With old suspense, glamour, and Boris Karloff's nearly unmoving face, you get the feeling of a cold hand wrapped around your neck.
Great make up and brilliant cinematography. This original classic is a must see for classic monster fans. It's not based on any litterary source. It's a simple story but one which is just as romantic as it is spooky. It's a love story that spanned thousands of years. The acting is good considering the date. When in this era many had a habit of over-acting. The dialogue is not very notable. I find it hard to remember any lines of this film. Boris Karloff is the main reason to watch. He is brilliant as Imhotep. The screen presence Karloff possesses cant be ignored. The music at the start gives it that eerie dream-like quality. The same music that Dracula (1931) uses I believe.

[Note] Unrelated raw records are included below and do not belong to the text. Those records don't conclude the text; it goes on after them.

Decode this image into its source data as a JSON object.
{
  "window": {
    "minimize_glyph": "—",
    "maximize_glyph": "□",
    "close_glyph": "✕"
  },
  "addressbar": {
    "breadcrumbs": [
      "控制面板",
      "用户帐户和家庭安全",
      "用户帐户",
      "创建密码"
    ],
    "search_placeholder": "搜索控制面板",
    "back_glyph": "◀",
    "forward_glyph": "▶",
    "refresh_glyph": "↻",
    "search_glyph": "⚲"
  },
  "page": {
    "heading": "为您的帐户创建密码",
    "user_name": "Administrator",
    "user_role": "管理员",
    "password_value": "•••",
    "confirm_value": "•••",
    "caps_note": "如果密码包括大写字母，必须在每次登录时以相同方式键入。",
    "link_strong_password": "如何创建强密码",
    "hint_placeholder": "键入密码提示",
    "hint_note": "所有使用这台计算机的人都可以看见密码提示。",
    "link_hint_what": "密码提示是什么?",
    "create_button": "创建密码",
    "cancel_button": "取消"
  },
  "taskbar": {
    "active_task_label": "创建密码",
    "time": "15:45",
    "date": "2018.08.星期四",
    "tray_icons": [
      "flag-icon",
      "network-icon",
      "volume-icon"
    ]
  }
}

All in all, it's a must watch of classic (universal) horror. Although you do need to be in the right mood and environment to really get in the mood to watch it. It requires a suspension of disbelief.
Mejor estuvo la versiòn de los 90s
The Mummy taps into a certain joy for adventure that even 20 years later has audiences selling out theaters. Its a pure cinematic journey. Time for a proper Mummy 4 with Stephen Sommers & Brendan Fraser.
This is my favorite movie because of the action scenes and the music is absolutely beautiful I highly recommend checking this out
After the one GREAT scene at the beginning of the movie when Karloff is resurrected, the rest of the movie is quite pedestrian. Worth seeing for its iconography, but to me the weakest of the Universal monster movies so far.